Iowa voters to choose Obama's rival after months of scandal.
Mixed bag of seven for Republicans to chew over
CEDAR RAPIDS, IOWA // Can the US president, Barack Obama, win another term in the White House? That question begins being answered tomorrow across schools, gymnasiums, churches and community centres in the agricultural state of Iowa.
Registered voters will go to 800 centres to cast their vote for who the Republican party challenger to Mr Obama should be.
After months of campaigning, televised debates and scandals, the choice is a mixed bag.
Among the seven candidates, there is Newt Gingrich, who says the Palestinians are an "invented" people, despite once embracing Yasser Aarafat, the head of the Palestinian Liberation Organisation.
And Mitt Romney, a Mormon and the wealthy former governor of Massachusetts, who once boasted about how much money he made.
Ron Paul, a libertarian congressman from Texas, wants to eliminate eight federal government agencies. A former aide says he is anti-Israeli, something Mr Paul rejects.
Michelle Bachman, a congresswoman from Minnesota, who wants to phase out social security and Medicare.
Rick Santorum, a former Pennsylvania senator who believes Islamic fascism rooted in Iran is the source of much of the world's strife.
This vote is important because it is the first ballot in the contest to choose which Republican will challenge a Democrat president whose popularity has wavered.
Voters here are beginning the process of choosing delegates who will then join other delegates from around the country at the Republican party convention in Florida in August to decide who will challenge Mr Obama in November's election.
Democrats too have a caucus, or a vote, but there are no challengers to Mr Obama, and the party's efforts will be focused on organising for the presidential campaign.
For a time this largely rural and sparsely populated state will be at the heart of American politics.
Without a good start here, it could be hard for candidates to maintain momentum, although the picture could change as the campaign swings through the south.

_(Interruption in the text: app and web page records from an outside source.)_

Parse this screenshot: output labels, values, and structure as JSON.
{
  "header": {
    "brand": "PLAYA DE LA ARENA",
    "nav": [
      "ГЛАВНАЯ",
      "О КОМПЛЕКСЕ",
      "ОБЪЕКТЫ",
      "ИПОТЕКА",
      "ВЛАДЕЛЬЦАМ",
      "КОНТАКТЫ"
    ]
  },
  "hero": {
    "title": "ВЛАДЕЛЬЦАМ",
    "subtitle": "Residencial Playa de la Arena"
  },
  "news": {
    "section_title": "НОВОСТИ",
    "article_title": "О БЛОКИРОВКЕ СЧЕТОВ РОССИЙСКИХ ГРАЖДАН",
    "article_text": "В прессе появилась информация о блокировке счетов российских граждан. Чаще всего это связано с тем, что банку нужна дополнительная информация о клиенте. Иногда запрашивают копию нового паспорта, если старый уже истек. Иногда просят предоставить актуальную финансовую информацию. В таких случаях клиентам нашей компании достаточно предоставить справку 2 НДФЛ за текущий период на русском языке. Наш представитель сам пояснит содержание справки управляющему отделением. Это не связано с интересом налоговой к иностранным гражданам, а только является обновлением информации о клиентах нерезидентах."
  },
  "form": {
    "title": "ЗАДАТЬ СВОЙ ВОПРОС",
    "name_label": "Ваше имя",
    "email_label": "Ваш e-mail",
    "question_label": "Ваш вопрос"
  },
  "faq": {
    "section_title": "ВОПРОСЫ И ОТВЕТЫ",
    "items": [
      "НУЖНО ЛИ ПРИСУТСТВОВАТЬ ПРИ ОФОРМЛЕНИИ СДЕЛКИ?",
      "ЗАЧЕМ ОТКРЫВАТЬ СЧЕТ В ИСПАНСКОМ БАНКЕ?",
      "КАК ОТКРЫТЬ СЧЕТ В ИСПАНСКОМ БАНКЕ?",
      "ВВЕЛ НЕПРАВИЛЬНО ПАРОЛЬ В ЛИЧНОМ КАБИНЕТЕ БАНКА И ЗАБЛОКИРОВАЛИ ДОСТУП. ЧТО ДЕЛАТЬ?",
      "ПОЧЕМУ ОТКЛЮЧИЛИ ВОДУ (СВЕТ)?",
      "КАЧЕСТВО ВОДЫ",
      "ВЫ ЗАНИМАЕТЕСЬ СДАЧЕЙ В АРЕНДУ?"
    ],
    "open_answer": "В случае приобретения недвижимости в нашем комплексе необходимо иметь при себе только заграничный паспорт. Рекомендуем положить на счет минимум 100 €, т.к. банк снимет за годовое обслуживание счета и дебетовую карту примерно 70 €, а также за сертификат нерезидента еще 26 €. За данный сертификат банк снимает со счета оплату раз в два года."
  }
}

The caucus are grassroots democracy at its best. Candidates have to leave the bubble of Washington or state politics and travel through the towns and cities here to talk with people. And listen to them.
Mr Santorum, for instance, has visited every one of Iowa's 99 counties and it could stand him in good stead tomorrow.
In effect, a candidate is successful in Iowa if his party workers can convince their neighbours to vote for him.
It is a process that makes Iowan politics inclusive and simple, said Jim Conklin, a former Republican Party chairman in Linn County.
"Iowans will listen to anyone, once," Mr Conklin said, sitting in a sparse office functioning as a temporary Republican headquarters on the outskirts of Cedar Rapids, Linn County's largest town.
"If you can reach them, you have a chance with them."
And while winning Iowa does not necessarily mean winning the eventual nomination - in fact, it usually doesn't - a good showing is necessary to garner national attention and secure vital campaign financing.
"You want to be propelled out of Iowa," said Renee Schulte, a Republican state legislator from Cedar Rapids.
"In order to do that, you want to be among the top three."
But this year, things may be different.
The field remains wide open and only Mr Romney has shown anything resembling consistency in polls.
He has more money and a bigger campaign staff than his competition.
As a Mormon, Mr Romney struggles for support from the important evangelical constituency. And his support seems tepid, more grounded in the perception that of all the leading candidates he would stand a better chance against Mr Obama. In effect, the least worst choice.
The other candidates arouse greater passion. But each is problematic.
Mr Santorum is relatively unknown, and while doing well in polls in Iowa, he has concentrated all his efforts here and has very little presence in the states that follow, especially New Hampshire, Nevada and Florida.
He is also socially conservative, a position that might make him popular in the America's heartland, but would be harder to translate onto broader support nationally.
Mr Paul garners near fanatical support, and is running a highly disciplined campaign.
But his critics say he is too radical to beat Mr Obama, with his plans to bring back the gold standard - where gold is the standard economic measure - and abolish the Federal Reserve.
Mr Gingrich carries a lot of baggage, with three marriages and one admitted affair, which could be an issue with socially conservative Republicans.
Moreover, questions over the more than US$1.6 million (Dh5.8m) payment for consultancy work he did for Freddie Mac, a government mortgage provider embroiled in the 2008 housing finance crisis.
Mrs Schulte, who is supporting Mr Romney, said any nominee's chances against Mr Obama would to a great degree depend on their choice of vice-presidential running mate.
"There will have to be some Yin-Yang with the choice of vice-president," she suggested.
But she conceded that did not help Republican challenger John McCain when he chose Alaska governor Sarah Palin as his running mate against Mr Obama in the 2008 election.
But Mr Conklin, who supports Mr Gingrich, said that doesn't really matter.
Republican dislike of Mr Obama ran so deep, he said, that the party would unite behind the eventual nominee.
"Any of them is better than Obama."